I was recently reminded of how precious our lives truly are. Yesterday, my dear cousin Nick who I grew up idolizing lost a very cruel battle with alcoholism; he was 34. 34! His struggles with alcohol and depression really only surfaced to friends and family within the last few months, but I, as well as many of my other family members suspect that he had been dealing with these deeper issues much longer than any of us ever even realized.
All day yesterday and during my sleepness night, I couldn’t help but ask “Is there anything that I could have done to help him?” “What if I tried to reach out to him more?” “How could I have missed the signs?” “Is there anything I could have done/said/tried to do that could have prevented this from happening?” After going over all of these shoulda/coulda/woulda’s in my head, I was instantly reminded of the countless times my friends and family tried to help me, tried to say or do anything and everything to get me from listening and acting on my eating disorder.
While alcoholism and eating disorders have their succinct differences, they come from the same beast: addiction.
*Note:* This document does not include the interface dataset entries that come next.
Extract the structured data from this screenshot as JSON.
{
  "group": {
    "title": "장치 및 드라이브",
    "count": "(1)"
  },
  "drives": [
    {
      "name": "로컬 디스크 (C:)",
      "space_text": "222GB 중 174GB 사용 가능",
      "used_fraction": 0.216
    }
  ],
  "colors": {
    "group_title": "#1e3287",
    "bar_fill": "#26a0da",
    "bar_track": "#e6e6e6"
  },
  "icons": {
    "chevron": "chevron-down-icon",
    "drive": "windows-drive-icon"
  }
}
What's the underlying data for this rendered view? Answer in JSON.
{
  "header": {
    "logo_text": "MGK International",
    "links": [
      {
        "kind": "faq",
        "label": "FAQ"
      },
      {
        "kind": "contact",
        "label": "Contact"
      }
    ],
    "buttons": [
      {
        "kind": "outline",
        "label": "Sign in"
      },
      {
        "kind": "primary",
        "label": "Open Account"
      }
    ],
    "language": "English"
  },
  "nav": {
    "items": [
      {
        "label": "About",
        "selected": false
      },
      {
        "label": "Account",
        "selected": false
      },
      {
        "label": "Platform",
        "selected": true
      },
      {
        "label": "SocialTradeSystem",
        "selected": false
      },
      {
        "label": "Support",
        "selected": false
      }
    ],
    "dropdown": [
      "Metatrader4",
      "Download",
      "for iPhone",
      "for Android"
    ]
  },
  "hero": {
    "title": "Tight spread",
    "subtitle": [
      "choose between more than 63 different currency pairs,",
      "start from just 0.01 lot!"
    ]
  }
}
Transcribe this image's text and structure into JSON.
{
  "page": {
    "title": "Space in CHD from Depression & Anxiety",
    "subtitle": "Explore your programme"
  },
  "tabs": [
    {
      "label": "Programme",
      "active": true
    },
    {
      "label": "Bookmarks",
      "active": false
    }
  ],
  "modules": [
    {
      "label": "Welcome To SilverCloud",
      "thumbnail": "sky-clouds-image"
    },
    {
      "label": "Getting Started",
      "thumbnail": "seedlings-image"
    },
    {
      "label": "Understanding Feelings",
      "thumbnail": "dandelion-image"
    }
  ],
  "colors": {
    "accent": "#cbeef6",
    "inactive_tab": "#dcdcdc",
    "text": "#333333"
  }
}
Even at my sickest points, those times when I tiptoed the line of living to see tomorrow, the only person that could help me, that could change me, was me. Doctors and psychologists, friends and family could give me the facts, could express their concerns and could offer words of encouragement, love and inspiration, and I believe a large part of my recovery is due to those very things, but the one thing, the only thing that propelled me into the happy and healthy place I am in today was me. I had to fight my demons. I had to face my fears. I had to overcome obstacles and hardships and relapses.
I say these things to you today because I believe that you can too. But you have to make that first step. YOU have to be the one to say enough is enough. YOU have to be the one to kick your eating disorder, your depression, your negative thoughts about yourself in the ass!
My cousin Nick was an amazing person. He was loving and funny and kind and caring. He was an all-star soccer player, knew how to play the guitar like nobody’s business and could make one mean pancake (as was seen by the Sunday morning pancake breakfasts that we had whenever we came to visit). He was so full of life up until those last few years/months when he just couldn’t deal with his burdens any longer. He got so caught up in his unhappiness, in the bottle, that he lost the will to fight anymore.
I urge you all to keep fighting! Nothing is worth risking your happiness, your goals and dreams, or your life for!
I love you all and want you to know that if you ever, EVER need someone to talk to, to redirect your thinking, to reassure you that you are the amazing and beautiful and incredible person that you are, I am here! No matter if you have ever suffered from an eating disorder or not, we all have our daily battles that try their hardest sometimes to throw us off course. The most important thing to remember is…
DO NOT STOP FIGHTING!
I love you, Nick, forever and always. Even though I will miss you more than words could ever express, I know that you are in a much better place. You are no longer in pain, are no longer hurting, are no longer alone, and I cannot wait until we are reunited someday. And since you never fully taught me how to play Metalica’s Fade to Black on the guitar, I’m calling the first spot in line with at least five free lessons buddy–God can just wait his turn ;)